The European Commission Vice President Neelie Kroes has told a Dutch newspaper that the Euro would survive a Greek exit from the currency. The announcement comes during a strike endorsed by two of Greek’s largest public sector unions. The Greek government has been seeking foreign investment and additional funds from the IMF, EU and the ECB. These institutions have made spending cuts a prerequisite for additional funds, and it is looking increasingly unlikely that there is the political will in Greece to implement the necessary cuts.
It is refreshing to see Ms. Kroes say what many having been saying for some time. The Greek government has proven itself incapable of taking the necessary decisions that it needs to make in order to keep itself in the single currency. Ms. Kroes expressed the sentiments of many on the continent during the interview:

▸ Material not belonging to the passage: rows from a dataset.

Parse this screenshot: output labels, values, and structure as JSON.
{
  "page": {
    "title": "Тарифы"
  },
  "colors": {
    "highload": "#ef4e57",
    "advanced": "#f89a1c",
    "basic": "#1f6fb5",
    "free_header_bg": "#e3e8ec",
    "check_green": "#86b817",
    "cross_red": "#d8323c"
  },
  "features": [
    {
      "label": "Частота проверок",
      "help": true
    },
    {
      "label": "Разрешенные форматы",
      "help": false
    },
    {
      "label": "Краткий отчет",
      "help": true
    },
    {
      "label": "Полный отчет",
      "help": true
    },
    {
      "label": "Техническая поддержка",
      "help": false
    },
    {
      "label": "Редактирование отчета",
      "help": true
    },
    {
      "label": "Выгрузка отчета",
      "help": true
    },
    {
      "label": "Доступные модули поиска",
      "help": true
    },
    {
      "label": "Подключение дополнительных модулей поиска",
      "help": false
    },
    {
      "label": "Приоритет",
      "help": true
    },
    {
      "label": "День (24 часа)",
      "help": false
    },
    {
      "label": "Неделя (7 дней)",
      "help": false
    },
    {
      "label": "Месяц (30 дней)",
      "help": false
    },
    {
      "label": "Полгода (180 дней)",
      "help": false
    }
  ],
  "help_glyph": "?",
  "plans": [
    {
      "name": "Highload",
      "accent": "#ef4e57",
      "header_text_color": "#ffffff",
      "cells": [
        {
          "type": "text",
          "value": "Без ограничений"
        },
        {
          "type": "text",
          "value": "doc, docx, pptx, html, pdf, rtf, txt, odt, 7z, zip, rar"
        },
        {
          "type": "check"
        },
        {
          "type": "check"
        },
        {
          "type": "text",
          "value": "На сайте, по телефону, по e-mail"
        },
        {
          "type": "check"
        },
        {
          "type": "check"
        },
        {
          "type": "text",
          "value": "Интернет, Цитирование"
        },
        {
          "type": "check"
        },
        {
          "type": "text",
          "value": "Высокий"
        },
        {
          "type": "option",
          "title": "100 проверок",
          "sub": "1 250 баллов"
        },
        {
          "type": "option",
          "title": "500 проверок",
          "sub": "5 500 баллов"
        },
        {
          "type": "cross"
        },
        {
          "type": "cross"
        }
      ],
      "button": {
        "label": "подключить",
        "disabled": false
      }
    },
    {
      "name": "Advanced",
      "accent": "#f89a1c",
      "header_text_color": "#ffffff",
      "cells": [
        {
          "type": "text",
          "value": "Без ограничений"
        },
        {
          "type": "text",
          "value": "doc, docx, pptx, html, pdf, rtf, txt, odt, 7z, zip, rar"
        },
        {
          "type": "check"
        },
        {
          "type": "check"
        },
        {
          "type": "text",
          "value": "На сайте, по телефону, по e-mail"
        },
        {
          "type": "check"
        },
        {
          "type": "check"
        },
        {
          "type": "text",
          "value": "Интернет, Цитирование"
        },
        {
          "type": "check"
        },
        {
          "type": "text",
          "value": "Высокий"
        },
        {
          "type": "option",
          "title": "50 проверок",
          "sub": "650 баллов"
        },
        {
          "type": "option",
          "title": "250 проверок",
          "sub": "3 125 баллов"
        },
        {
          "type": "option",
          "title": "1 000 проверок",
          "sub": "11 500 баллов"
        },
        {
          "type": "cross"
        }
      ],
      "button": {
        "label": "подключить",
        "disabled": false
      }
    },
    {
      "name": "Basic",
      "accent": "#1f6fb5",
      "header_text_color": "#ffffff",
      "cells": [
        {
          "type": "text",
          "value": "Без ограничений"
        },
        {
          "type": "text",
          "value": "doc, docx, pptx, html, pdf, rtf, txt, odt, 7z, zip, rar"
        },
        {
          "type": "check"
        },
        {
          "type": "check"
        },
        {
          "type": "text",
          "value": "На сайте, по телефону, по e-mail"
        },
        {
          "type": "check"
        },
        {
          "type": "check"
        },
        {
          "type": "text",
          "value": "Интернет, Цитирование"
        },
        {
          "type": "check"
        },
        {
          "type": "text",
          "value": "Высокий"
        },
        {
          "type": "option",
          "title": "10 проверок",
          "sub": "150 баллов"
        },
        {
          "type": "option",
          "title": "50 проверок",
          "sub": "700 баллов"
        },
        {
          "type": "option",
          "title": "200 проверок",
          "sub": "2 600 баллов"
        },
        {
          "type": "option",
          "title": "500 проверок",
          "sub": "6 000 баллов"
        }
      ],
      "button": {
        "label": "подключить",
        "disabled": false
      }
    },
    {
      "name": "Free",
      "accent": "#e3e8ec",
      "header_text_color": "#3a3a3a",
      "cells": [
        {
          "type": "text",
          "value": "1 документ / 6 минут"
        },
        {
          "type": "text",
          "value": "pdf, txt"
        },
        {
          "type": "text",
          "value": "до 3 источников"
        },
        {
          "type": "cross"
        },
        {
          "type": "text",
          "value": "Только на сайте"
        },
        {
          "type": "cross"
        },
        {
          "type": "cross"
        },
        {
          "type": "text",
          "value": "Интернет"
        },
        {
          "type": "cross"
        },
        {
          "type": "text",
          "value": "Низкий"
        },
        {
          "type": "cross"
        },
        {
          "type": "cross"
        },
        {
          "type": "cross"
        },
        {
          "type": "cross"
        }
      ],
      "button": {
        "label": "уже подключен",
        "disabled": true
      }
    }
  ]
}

“The Greeks have to realize that we Dutch and we Germans can only sell emergency Greek aid to our taxpayers if there’s evidence of good will.”
It is well known that numbers were fudged and excuses made in order for Greece to join the euro in the first place, and it is only recently that the full ramification of that decision has been felt.
There is no reason to think that given another bailout the fiscal situation in Greece will improve. There is an opportunity now for some politicians to show that it is possible for the single currency to suffer one casualty. For too long European politicians have tried to keep Greece in the euro. Now it seems that all of the measures taken in Europe have been completely ineffective in getting the Greek government to pass the necessary austerity measures. Even with a Greek default, which will be disastrous for Greece, the sovereign debt crisis in Europe will be far from over.
I hope the realization that the European Commission finally seems comfortable with some countries defaulting will be a wake up call to other countries in the euro. If tough austerity measures are not taken soon the recession in Europe will deepen. All that is needed is more political will.